Portrait Study

Another study from the great reference book, “The Hula Kahiko Collection,” by Kim Taylor Reece. This was a close-up portrait of one of Mr. Taylor’s subjects that caught my eye when I first flipped through the book. I knew I had to draw her.

I used my go-to technique of sharp angles and upsidedownedness to get the her likeness.

SB_!

 

The image cropped off her hair so I had to draw up a stylized interpretation of it, which was a happy accident (RIP Bob Ross.) Everything else was just an effort to get a nice silhouette. The final touch was adding bits and pieces of micron for the darks. It’s necessary for that nice pop.

There are definitely some things I wish I would’ve approached differently, but that’s the objective with these studies; is to try things you think might have otherwise worked out. For example, before the island/ocean background, I had just made up a wreathe of very made-up leaves and it just looked… off. I couldn’t really figure out what I didn’t like about them, but I went based on instinct. That’s when drawing with a light line in a light color (I prefer Prismacolor Col-Erase pencils for this) really helps out. I was able to change that out easily.

Thank you for looking and maybe reading. Bless all

Portrait Study

Eye Study

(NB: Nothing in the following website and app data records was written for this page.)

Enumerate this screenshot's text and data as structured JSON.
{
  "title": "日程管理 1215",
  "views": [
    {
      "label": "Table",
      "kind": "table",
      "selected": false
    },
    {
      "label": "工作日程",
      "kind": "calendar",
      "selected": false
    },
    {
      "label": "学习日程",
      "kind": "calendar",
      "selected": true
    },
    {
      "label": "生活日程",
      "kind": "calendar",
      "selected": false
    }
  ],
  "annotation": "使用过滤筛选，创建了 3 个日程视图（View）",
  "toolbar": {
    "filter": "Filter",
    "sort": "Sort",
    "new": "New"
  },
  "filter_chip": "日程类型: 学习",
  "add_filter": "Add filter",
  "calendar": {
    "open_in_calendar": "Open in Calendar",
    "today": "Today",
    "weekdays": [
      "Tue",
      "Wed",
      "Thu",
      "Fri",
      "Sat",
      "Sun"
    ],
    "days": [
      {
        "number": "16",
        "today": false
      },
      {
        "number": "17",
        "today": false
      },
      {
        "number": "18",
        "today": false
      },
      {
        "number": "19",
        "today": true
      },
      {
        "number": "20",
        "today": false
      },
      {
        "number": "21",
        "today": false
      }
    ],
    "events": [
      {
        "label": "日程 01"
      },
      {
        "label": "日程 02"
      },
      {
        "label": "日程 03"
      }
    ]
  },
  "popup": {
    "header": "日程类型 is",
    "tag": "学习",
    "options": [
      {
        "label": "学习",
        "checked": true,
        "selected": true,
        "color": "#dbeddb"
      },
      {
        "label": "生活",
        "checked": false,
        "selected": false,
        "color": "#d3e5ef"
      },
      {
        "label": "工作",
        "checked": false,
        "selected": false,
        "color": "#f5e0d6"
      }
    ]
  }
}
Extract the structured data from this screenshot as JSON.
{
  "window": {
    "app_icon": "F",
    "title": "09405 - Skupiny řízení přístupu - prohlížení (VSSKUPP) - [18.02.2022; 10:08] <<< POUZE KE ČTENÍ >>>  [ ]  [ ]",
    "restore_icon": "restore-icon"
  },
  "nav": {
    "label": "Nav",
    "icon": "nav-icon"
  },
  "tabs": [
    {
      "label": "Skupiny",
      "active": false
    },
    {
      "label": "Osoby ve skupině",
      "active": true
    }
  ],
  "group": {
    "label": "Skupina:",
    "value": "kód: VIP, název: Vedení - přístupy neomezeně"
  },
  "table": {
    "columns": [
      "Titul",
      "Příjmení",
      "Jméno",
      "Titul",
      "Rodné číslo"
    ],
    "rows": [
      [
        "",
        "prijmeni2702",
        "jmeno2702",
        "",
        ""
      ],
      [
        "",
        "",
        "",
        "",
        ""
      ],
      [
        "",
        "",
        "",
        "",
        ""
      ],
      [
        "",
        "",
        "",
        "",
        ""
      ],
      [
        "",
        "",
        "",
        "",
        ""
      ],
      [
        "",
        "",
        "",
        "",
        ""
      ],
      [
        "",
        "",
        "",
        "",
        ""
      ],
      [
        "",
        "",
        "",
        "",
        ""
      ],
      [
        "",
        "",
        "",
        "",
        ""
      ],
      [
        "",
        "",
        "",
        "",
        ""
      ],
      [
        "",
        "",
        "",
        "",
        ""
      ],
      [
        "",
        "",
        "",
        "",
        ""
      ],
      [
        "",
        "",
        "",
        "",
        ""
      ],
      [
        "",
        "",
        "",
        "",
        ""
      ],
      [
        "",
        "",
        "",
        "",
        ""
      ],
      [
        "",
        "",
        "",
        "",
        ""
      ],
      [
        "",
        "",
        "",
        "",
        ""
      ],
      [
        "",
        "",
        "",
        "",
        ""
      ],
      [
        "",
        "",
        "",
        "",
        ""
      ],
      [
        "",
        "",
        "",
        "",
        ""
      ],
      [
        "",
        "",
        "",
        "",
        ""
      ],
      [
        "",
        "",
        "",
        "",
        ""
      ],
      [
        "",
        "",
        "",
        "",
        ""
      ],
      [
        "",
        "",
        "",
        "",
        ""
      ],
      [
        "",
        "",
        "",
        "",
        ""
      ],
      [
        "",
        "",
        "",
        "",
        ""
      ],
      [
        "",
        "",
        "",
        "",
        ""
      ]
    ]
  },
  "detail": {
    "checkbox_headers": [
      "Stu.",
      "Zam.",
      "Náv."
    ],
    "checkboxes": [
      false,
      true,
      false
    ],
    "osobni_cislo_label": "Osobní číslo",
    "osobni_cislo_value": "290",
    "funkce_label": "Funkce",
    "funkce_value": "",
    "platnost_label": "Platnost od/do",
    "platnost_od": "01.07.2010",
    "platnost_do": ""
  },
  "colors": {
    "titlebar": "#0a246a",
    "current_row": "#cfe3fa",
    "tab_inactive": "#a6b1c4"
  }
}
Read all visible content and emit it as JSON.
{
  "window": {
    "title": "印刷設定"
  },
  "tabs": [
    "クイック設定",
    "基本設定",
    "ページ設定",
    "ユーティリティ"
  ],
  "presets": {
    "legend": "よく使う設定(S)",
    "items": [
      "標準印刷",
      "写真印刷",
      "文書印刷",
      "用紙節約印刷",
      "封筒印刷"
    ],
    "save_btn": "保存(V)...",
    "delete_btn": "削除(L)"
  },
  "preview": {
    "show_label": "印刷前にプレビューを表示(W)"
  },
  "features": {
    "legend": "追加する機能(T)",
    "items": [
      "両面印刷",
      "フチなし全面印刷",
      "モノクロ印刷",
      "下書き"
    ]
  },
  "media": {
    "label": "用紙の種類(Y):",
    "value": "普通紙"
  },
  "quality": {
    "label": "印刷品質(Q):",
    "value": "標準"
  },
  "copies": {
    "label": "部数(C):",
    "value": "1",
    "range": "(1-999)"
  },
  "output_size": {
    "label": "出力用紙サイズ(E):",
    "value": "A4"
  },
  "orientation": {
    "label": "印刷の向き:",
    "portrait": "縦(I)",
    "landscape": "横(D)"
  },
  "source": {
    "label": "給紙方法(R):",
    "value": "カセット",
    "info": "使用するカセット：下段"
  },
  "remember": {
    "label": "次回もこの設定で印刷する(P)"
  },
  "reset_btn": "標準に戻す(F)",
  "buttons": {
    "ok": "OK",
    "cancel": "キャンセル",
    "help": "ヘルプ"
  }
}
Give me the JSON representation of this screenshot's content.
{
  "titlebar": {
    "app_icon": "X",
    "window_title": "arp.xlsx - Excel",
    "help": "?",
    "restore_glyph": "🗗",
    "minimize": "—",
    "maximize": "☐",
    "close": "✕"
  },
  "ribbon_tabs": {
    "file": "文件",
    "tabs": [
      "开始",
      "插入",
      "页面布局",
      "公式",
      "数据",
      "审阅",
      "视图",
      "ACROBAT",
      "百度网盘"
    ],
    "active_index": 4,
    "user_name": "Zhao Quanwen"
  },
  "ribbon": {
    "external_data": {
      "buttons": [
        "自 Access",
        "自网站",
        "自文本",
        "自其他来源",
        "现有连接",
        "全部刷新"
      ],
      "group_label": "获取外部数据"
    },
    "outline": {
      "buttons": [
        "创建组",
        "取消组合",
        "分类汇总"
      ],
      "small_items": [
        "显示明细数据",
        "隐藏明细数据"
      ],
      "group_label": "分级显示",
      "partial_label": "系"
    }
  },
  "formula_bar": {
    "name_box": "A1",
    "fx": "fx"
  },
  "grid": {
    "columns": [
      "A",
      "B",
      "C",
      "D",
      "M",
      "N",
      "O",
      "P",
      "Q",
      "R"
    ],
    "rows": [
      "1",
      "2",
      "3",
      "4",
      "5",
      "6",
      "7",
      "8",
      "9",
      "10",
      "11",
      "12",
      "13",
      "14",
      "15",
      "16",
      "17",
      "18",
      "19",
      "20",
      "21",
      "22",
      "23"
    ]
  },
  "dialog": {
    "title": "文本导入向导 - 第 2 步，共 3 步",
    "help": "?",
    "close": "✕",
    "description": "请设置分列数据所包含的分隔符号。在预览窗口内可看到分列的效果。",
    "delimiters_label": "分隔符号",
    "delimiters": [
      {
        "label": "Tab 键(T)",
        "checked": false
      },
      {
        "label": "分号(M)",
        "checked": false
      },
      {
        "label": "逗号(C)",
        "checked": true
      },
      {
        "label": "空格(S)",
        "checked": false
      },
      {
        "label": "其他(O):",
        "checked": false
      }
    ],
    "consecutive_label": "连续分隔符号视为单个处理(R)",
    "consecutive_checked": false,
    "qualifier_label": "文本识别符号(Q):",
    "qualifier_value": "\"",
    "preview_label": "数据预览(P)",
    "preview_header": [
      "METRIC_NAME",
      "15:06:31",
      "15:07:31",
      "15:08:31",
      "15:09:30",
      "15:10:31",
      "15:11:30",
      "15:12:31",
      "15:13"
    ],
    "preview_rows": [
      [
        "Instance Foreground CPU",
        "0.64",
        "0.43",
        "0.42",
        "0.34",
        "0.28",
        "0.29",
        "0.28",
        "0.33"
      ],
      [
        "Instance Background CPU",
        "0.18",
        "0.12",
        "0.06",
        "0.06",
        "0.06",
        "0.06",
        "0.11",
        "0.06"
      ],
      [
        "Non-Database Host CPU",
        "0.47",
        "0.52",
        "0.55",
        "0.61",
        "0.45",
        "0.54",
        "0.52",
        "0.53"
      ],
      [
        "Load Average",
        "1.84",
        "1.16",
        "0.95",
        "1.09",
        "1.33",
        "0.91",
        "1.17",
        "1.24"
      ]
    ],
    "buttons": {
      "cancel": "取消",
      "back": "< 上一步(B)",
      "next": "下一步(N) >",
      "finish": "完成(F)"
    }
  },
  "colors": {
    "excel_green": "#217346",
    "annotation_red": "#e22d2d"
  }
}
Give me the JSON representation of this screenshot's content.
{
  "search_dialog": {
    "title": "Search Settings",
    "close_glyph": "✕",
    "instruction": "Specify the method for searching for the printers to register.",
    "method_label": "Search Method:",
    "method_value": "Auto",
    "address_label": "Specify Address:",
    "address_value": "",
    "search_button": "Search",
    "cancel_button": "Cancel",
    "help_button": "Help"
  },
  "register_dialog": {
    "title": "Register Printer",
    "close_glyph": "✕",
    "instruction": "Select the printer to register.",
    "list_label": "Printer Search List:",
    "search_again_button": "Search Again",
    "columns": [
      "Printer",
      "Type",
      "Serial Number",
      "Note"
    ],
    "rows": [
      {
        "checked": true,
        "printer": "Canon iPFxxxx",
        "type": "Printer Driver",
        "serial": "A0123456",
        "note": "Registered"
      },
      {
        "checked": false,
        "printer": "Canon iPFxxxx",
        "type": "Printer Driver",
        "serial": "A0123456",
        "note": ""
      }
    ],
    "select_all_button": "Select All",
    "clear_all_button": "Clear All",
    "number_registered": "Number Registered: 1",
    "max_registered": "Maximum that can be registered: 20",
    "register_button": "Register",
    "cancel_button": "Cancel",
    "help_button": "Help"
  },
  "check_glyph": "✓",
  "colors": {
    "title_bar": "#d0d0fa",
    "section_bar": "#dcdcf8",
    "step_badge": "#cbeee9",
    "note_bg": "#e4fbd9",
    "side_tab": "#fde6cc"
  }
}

Long time no write. It’s been years since my last post, but time to brush the dust off this blog and oil up the typing muscles. I’ve been keeping busy trying to figure out where to take my life, and more importantly, where to take my art. I’ve worked plenty of meaningless jobs to fill in the gaps since the last update, hoping to find comfort somewhere in the job force, but no luck. It seems my destiny is to be an artist. Anyway, I’ll be updating here and my other social media outlets with all the artwork I’ve been creating. Hope you enjoy. For now here is a quick sketch I did last night using a reference picture from the book, “The Hula Kahiko Collection,” by Kim Taylor Reece.

The reference was really small. but challenging yourself is always good. I started the process the same I do with any other referenced drawing; very lightly with lines using Prismacolor carmine red ColErase pencil to block out all the shadows and to make sure the angles are right. It helps to turn there image upside down from time to time to get a fresh perspective. I wish I could draw while filming to show the full process, but for now, it’s just a description through words. I’ll for sure be using this book to draw from again. Great photography.

Thank you for looking and maybe reading.

Eye Study